– third level. In the 1930s, new Jewish newspapers emerged and declined with the outbreak of World War II. The last issue of a Tunisian Hebrew newspaper was published in May 1940 and after the Nazi German occupation of Tunisia in November 1942. But some wealthy Tunisian Jews – most of whom also became French citizens – abandoned the Hebrew language and invested in the French-speaking press. Among them is the newspaper “La Presse”, which was founded in 1936 by the wealthy Jewish doctor, Henry Smagha. La Presse remained one of the country’s most prominent newspapers after independence. It was nationalized in 1967 by a decision of President Habib Bourguiba and the authorities after its owner was accused of smuggling money abroad. Since that date, this newspaper has become the largest newspaper for the Tunisian government.

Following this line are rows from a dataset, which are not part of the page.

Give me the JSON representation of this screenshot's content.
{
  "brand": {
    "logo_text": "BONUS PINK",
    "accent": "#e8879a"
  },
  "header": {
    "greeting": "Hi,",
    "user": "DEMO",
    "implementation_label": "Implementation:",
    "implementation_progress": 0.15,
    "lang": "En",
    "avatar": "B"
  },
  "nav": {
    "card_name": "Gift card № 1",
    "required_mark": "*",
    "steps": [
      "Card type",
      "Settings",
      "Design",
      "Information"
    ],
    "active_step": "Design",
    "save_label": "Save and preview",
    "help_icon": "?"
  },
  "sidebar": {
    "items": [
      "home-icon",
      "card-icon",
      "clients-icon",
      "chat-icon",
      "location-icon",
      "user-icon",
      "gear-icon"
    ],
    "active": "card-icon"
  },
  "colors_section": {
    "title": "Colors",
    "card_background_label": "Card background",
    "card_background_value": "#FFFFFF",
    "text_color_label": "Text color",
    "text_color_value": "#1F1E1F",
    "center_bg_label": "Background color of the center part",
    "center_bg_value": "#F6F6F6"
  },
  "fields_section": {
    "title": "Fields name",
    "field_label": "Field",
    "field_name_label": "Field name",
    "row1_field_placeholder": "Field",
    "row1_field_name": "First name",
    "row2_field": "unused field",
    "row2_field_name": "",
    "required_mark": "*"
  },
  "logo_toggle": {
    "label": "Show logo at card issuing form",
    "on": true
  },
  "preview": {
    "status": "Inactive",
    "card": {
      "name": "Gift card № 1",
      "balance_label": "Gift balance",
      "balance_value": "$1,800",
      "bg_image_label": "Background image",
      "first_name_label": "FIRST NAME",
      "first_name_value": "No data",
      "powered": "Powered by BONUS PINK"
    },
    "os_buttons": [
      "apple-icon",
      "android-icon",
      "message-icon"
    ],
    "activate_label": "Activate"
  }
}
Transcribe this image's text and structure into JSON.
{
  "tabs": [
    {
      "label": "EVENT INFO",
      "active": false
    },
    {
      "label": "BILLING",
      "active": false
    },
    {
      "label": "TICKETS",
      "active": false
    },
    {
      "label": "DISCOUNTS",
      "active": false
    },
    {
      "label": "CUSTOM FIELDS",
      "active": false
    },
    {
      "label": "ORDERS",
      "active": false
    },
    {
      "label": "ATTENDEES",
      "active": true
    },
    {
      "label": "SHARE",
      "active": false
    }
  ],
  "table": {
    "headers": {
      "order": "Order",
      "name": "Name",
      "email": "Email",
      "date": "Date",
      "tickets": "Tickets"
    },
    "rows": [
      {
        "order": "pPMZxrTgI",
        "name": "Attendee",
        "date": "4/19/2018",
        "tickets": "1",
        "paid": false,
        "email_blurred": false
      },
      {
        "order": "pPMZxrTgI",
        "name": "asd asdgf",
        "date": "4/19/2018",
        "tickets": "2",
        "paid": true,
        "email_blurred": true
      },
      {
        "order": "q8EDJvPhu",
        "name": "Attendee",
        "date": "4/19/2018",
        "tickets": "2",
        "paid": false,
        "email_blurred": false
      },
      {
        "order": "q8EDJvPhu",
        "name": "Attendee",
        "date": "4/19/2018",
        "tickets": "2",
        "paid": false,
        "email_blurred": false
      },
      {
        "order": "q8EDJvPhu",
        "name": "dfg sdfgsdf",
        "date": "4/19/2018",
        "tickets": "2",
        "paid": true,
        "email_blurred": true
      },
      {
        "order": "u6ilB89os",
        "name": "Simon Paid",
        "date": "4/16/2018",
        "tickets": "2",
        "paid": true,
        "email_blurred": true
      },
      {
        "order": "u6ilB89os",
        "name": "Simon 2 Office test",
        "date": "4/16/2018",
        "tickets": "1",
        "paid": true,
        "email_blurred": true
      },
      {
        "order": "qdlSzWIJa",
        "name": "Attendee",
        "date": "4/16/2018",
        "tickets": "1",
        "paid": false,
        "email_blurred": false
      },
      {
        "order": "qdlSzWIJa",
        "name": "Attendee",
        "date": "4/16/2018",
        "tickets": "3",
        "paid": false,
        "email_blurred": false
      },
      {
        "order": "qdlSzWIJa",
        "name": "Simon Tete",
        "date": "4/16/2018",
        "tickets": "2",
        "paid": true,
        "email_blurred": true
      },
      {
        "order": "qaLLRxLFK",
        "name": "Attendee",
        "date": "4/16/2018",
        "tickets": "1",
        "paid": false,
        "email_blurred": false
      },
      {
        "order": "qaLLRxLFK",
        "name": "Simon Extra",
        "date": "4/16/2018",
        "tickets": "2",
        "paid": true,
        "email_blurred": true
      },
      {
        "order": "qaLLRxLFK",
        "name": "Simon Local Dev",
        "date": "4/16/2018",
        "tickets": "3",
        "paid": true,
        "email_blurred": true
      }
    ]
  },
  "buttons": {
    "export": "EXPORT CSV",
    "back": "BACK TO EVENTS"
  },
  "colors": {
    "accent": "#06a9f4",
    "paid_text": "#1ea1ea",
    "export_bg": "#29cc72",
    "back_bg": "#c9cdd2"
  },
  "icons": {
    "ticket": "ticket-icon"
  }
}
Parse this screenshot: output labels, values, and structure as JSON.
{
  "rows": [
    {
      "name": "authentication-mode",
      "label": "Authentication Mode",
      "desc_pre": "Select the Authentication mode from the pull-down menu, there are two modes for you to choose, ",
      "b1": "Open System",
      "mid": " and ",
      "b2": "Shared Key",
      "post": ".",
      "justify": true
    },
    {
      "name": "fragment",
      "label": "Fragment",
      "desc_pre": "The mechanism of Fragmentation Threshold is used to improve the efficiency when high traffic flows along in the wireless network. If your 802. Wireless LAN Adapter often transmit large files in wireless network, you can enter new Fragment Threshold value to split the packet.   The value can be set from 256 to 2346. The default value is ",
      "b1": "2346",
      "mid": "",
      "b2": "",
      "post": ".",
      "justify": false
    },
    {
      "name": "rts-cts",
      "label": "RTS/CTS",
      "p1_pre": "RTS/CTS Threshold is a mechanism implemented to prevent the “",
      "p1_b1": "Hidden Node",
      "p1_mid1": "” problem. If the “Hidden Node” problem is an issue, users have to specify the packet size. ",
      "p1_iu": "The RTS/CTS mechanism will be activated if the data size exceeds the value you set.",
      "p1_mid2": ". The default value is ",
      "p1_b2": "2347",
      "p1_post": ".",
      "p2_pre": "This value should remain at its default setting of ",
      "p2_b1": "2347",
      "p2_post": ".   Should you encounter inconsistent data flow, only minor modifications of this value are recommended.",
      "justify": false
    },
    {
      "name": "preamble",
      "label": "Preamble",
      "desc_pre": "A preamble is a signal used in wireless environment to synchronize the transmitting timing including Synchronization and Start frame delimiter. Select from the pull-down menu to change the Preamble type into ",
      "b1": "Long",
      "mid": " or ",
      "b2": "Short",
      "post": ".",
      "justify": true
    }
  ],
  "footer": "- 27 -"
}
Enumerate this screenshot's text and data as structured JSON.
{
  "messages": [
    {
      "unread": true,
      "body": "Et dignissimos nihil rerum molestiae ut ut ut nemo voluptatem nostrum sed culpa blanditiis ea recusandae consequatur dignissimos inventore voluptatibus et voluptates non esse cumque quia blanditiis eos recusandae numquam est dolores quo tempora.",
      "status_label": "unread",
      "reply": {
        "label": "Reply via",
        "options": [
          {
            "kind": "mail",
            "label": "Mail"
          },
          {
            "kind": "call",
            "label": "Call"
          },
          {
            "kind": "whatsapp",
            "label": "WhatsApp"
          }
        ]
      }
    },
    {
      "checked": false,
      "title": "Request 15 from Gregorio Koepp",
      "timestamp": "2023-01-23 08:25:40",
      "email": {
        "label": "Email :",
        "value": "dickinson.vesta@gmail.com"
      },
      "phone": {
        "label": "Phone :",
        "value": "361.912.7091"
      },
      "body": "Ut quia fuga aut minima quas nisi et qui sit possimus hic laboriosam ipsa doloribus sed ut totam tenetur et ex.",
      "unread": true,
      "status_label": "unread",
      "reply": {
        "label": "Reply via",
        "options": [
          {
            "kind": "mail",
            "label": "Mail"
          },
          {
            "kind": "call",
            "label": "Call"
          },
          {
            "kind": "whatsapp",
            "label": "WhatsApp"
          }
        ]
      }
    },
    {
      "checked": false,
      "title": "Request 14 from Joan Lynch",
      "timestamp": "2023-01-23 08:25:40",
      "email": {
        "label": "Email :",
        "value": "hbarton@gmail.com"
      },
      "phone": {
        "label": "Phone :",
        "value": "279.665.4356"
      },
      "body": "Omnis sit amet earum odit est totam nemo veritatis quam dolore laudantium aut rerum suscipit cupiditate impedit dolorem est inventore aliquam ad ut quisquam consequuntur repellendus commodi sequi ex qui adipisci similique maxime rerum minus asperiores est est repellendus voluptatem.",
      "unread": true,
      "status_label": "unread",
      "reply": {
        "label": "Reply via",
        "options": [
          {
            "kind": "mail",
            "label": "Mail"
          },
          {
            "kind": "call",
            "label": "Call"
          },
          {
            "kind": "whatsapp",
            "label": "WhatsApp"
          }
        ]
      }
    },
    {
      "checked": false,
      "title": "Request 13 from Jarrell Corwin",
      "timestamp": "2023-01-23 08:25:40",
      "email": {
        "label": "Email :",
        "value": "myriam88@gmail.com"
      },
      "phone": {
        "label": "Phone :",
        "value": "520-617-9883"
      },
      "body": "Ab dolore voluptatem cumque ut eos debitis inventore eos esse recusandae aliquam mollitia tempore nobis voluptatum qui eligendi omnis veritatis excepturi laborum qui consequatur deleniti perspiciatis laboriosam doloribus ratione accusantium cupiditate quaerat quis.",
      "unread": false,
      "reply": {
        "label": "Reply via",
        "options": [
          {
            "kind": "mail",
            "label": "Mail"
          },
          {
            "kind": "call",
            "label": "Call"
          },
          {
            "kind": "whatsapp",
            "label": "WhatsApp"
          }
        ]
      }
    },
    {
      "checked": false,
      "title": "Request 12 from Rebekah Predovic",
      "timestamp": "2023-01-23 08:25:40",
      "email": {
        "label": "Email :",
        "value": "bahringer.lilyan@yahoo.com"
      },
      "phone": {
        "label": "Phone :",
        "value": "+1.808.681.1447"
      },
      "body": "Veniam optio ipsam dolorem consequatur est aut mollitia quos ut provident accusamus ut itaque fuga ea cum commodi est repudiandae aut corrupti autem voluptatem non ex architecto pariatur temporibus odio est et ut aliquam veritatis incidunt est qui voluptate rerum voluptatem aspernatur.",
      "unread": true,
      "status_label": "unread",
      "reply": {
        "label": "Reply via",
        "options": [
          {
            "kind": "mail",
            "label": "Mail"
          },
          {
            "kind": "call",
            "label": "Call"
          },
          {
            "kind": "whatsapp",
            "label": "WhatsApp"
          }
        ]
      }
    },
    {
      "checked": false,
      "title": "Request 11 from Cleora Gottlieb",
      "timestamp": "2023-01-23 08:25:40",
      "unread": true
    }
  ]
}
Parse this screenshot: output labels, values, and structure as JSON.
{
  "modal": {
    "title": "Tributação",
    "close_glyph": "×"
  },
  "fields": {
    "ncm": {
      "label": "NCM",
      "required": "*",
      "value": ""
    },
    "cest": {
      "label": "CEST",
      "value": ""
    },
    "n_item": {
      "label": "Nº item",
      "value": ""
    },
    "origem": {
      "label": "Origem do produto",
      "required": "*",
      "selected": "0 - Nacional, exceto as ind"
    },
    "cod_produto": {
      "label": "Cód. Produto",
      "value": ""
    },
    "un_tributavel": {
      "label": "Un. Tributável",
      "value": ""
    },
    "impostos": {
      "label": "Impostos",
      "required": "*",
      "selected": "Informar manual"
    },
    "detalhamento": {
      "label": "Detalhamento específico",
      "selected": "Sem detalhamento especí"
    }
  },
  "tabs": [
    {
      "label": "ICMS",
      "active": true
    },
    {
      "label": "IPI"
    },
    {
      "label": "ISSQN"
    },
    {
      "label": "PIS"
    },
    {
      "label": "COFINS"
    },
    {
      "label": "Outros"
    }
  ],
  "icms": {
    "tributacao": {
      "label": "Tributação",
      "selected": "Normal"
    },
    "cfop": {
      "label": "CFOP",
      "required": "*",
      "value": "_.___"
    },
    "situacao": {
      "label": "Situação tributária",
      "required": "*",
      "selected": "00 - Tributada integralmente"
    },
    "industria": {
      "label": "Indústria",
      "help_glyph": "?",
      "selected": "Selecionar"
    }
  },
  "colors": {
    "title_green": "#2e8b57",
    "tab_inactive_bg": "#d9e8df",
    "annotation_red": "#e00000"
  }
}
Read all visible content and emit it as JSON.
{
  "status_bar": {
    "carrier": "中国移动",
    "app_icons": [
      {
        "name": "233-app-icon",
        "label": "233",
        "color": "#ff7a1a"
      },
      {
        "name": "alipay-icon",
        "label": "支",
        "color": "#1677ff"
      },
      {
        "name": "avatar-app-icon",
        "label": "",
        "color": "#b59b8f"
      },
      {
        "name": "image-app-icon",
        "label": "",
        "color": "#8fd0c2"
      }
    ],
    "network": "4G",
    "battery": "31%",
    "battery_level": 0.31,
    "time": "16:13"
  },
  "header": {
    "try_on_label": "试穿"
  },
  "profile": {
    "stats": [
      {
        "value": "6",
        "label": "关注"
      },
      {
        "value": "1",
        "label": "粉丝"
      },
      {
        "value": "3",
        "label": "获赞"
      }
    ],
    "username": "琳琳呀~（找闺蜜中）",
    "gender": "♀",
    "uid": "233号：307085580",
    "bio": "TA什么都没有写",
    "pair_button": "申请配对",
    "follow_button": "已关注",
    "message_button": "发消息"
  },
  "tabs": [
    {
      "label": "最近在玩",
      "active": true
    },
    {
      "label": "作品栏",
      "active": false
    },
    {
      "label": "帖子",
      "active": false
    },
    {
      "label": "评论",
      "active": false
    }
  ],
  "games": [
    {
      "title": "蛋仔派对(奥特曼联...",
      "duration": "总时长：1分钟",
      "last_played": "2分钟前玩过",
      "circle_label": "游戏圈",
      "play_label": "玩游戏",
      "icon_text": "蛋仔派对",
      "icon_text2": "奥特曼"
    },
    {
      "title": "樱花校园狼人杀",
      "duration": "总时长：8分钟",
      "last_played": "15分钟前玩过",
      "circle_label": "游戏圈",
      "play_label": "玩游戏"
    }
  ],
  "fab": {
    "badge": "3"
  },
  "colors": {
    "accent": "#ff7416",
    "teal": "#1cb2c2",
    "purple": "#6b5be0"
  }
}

Since the first half of the last century, numerous regional (local) newspapers have appeared in Arabic, Hebrew and French. However, the “more professional” regional newspapers emerged in the seventies of the last century with the support of businessmen and civil society activists in the governorates and major tourist and industrial destinations such as Sfax, the second industrial capital of the country, Sousse, the tourist and commercial capital of the Tunisian coast, the tourist island of Djerba in the south, and the tourist city of Bizerte north of the capital. Among the most prominent regional newspapers and magazines – which were also circulated in the capital Tunis and other cities – were the newspapers “Al-Jazeera” in the island of Djerba, “Shams al-Janoub” in Sfax, “Mirat Al-Wasat” in Sousse, and “Canal” in Bizerte. Also, social and cultural newspapers were published in the internal historical cities, including “Al Hanaya” in the city of Zaghouan. Regional cultural and social newspapers also appeared in the governorates of Kairouan, Siliana, Gafsa and Kasserine.
The endurance of the written press
While social websites, electronic platforms, and “car radio” stations have succeeded in controlling the media and political scenes today, “the written and electronic press is still steadfast to this day,” according to Sahrawi Qamoun. However, Professor of Media and Communication Salah al-Din al-Daridi considers that “the rise in the number of press headlines and the emergence of formal pluralism after the 2011 revolution does not mean that the Tunisian media succeeded in playing the role of the fourth authority in monitoring the performance of the three authorities and correcting their paths.”
Contrary to the optimistic assessments of the performance of the “independent revisionist bodies for the media,” including the Audiovisual Media Authority, the journalist and former head of the Tunisian General News Agency, Tayeb Youssoufi, considers that some of these bodies “since 2011 have played the role of the media monitoring police and have been preoccupied with appointments and the game of sites and chairs” and not by perpetuating media pluralism and developing Occupation.